Records for processing Block Start

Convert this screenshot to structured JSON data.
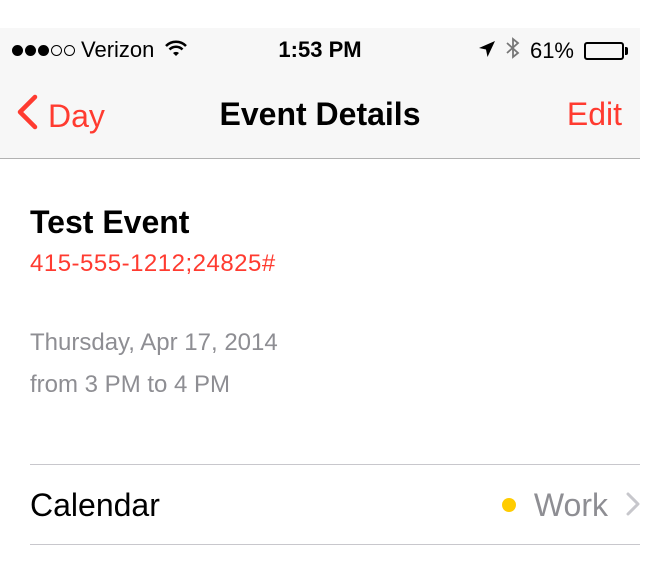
{
  "status_bar": {
    "carrier": "Verizon",
    "time": "1:53 PM",
    "battery": "61%",
    "battery_level": 0.61,
    "signal_bars": 3,
    "signal_total": 5
  },
  "nav": {
    "back_label": "Day",
    "title": "Event Details",
    "edit_label": "Edit"
  },
  "event": {
    "title": "Test Event",
    "phone": "415-555-1212;24825#",
    "date": "Thursday, Apr 17, 2014",
    "time_range": "from 3 PM to 4 PM"
  },
  "calendar": {
    "label": "Calendar",
    "value": "Work",
    "color": "#ffcc00"
  },
  "colors": {
    "accent": "#ff3b30",
    "secondary_text": "#8e8e93"
  }
}
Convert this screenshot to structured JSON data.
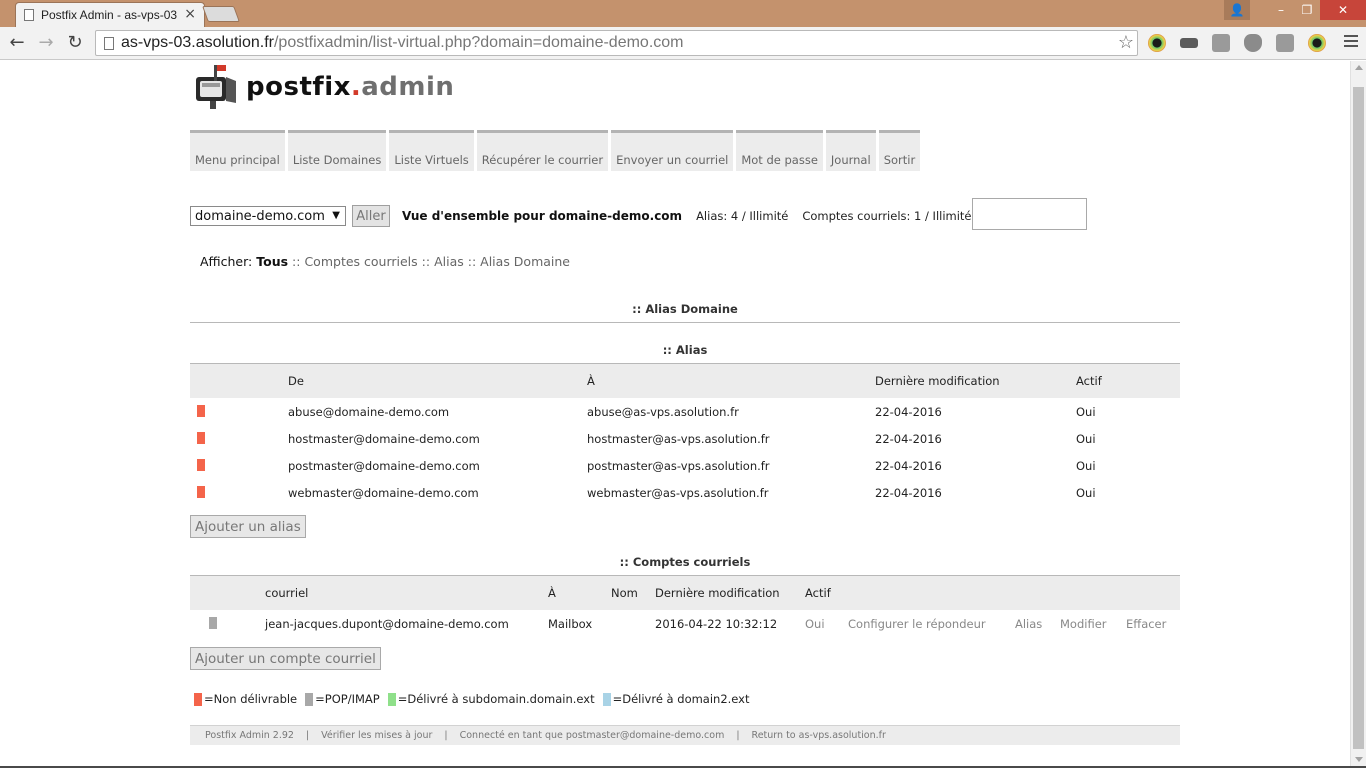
{
  "browser": {
    "tab_title": "Postfix Admin - as-vps-03",
    "url_host": "as-vps-03.asolution.fr",
    "url_path": "/postfixadmin/list-virtual.php?domain=domaine-demo.com"
  },
  "logo": {
    "part1": "postfix",
    "dot": ".",
    "part2": "admin"
  },
  "menu": [
    {
      "label": "Menu principal"
    },
    {
      "label": "Liste Domaines"
    },
    {
      "label": "Liste Virtuels"
    },
    {
      "label": "Récupérer le courrier"
    },
    {
      "label": "Envoyer un courriel"
    },
    {
      "label": "Mot de passe"
    },
    {
      "label": "Journal"
    },
    {
      "label": "Sortir"
    }
  ],
  "domainbar": {
    "selected_domain": "domaine-demo.com",
    "go_label": "Aller",
    "overview": "Vue d'ensemble pour domaine-demo.com",
    "alias_stat": "Alias: 4 / Illimité",
    "mailbox_stat": "Comptes courriels: 1 / Illimité"
  },
  "filters": {
    "label": "Afficher:",
    "all": "Tous",
    "sep": "::",
    "mailboxes": "Comptes courriels",
    "aliases": "Alias",
    "alias_domains": "Alias Domaine"
  },
  "sections": {
    "alias_domain_title": ":: Alias Domaine",
    "alias_title": ":: Alias",
    "mailbox_title": ":: Comptes courriels"
  },
  "alias_table": {
    "headers": {
      "from": "De",
      "to": "À",
      "modified": "Dernière modification",
      "active": "Actif"
    },
    "rows": [
      {
        "from": "abuse@domaine-demo.com",
        "to": "abuse@as-vps.asolution.fr",
        "modified": "22-04-2016",
        "active": "Oui"
      },
      {
        "from": "hostmaster@domaine-demo.com",
        "to": "hostmaster@as-vps.asolution.fr",
        "modified": "22-04-2016",
        "active": "Oui"
      },
      {
        "from": "postmaster@domaine-demo.com",
        "to": "postmaster@as-vps.asolution.fr",
        "modified": "22-04-2016",
        "active": "Oui"
      },
      {
        "from": "webmaster@domaine-demo.com",
        "to": "webmaster@as-vps.asolution.fr",
        "modified": "22-04-2016",
        "active": "Oui"
      }
    ],
    "add_label": "Ajouter un alias"
  },
  "mailbox_table": {
    "headers": {
      "email": "courriel",
      "to": "À",
      "name": "Nom",
      "modified": "Dernière modification",
      "active": "Actif"
    },
    "rows": [
      {
        "email": "jean-jacques.dupont@domaine-demo.com",
        "to": "Mailbox",
        "name": "",
        "modified": "2016-04-22 10:32:12",
        "active": "Oui",
        "vacation": "Configurer le répondeur",
        "alias": "Alias",
        "edit": "Modifier",
        "delete": "Effacer"
      }
    ],
    "add_label": "Ajouter un compte courriel"
  },
  "legend": [
    {
      "label": "=Non délivrable",
      "color": "#f4644a"
    },
    {
      "label": "=POP/IMAP",
      "color": "#a8a8a8"
    },
    {
      "label": "=Délivré à subdomain.domain.ext",
      "color": "#8fe08a"
    },
    {
      "label": "=Délivré à domain2.ext",
      "color": "#a9d3e6"
    }
  ],
  "footer": {
    "version": "Postfix Admin 2.92",
    "check_updates": "Vérifier les mises à jour",
    "logged_in": "Connecté en tant que postmaster@domaine-demo.com",
    "return": "Return to as-vps.asolution.fr",
    "sep": "|"
  }
}
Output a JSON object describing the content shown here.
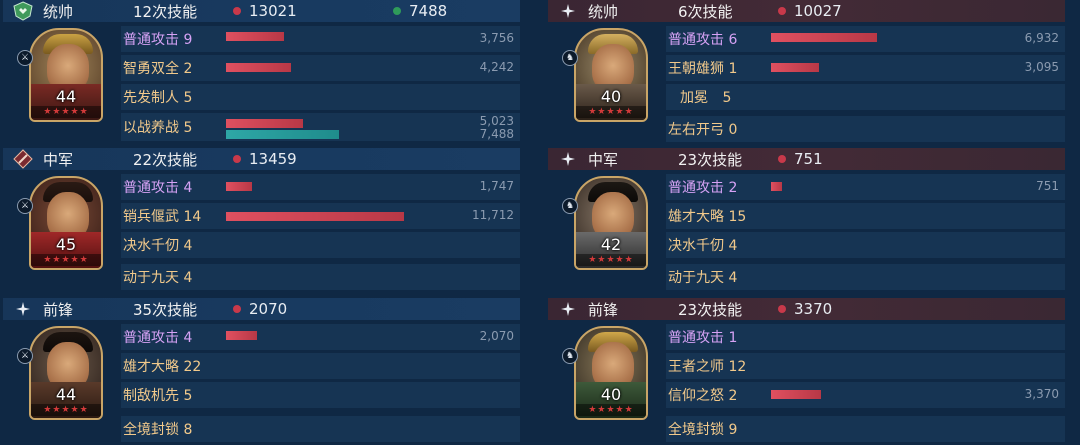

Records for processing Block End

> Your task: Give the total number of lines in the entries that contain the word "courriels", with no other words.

> Reply: 3